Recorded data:

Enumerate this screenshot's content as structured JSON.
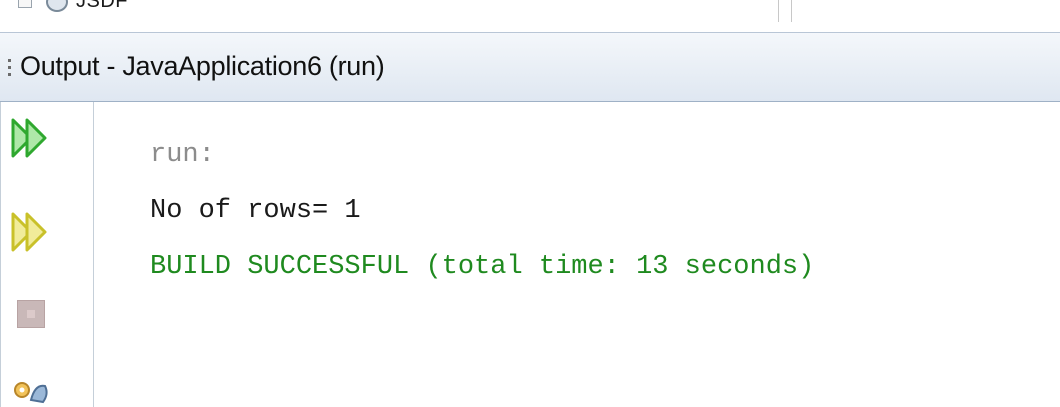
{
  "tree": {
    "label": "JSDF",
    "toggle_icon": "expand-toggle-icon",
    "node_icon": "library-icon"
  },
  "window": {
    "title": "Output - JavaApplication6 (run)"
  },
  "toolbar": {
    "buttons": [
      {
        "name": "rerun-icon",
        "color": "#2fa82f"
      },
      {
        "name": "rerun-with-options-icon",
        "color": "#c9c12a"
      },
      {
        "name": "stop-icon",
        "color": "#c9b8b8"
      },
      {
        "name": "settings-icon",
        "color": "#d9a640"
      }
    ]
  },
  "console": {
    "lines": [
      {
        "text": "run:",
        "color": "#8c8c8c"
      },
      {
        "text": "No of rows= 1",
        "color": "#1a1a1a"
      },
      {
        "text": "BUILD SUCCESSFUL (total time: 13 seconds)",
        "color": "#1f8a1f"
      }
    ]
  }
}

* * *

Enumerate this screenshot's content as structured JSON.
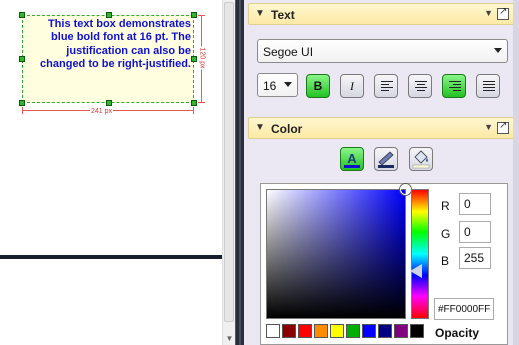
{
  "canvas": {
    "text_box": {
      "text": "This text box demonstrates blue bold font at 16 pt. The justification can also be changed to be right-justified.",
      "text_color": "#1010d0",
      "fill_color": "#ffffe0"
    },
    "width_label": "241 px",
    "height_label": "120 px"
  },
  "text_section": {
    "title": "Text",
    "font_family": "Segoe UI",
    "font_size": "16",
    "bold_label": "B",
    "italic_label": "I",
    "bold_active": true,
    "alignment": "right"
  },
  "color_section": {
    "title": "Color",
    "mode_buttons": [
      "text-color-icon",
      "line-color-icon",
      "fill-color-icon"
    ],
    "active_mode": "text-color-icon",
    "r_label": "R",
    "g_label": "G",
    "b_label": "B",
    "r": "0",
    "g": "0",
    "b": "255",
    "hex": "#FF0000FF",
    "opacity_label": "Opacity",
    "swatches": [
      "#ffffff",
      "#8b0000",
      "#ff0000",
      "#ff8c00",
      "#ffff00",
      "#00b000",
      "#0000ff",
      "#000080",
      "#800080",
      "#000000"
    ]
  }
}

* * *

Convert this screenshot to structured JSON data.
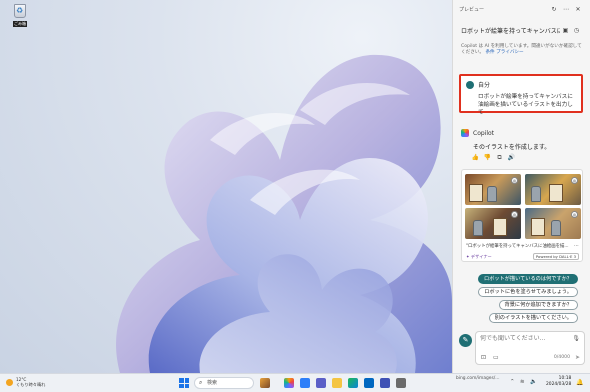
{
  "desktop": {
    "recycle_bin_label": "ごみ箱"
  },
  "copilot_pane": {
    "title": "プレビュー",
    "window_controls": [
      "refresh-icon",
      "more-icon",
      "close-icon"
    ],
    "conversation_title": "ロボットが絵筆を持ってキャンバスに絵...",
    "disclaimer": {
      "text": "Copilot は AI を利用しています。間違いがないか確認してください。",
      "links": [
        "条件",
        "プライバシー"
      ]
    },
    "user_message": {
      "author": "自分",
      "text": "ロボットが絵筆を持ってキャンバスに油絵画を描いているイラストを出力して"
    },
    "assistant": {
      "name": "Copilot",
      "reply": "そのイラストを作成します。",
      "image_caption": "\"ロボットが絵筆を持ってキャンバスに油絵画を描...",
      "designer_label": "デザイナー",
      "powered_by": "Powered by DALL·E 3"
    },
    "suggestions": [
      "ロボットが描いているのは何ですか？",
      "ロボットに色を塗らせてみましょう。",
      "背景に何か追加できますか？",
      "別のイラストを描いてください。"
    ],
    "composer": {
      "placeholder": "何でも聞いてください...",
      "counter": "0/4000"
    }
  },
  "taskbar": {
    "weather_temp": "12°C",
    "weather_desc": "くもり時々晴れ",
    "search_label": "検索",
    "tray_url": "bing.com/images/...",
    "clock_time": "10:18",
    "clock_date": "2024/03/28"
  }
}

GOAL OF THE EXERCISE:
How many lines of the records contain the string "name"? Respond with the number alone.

EXPECTED ANSWER:
5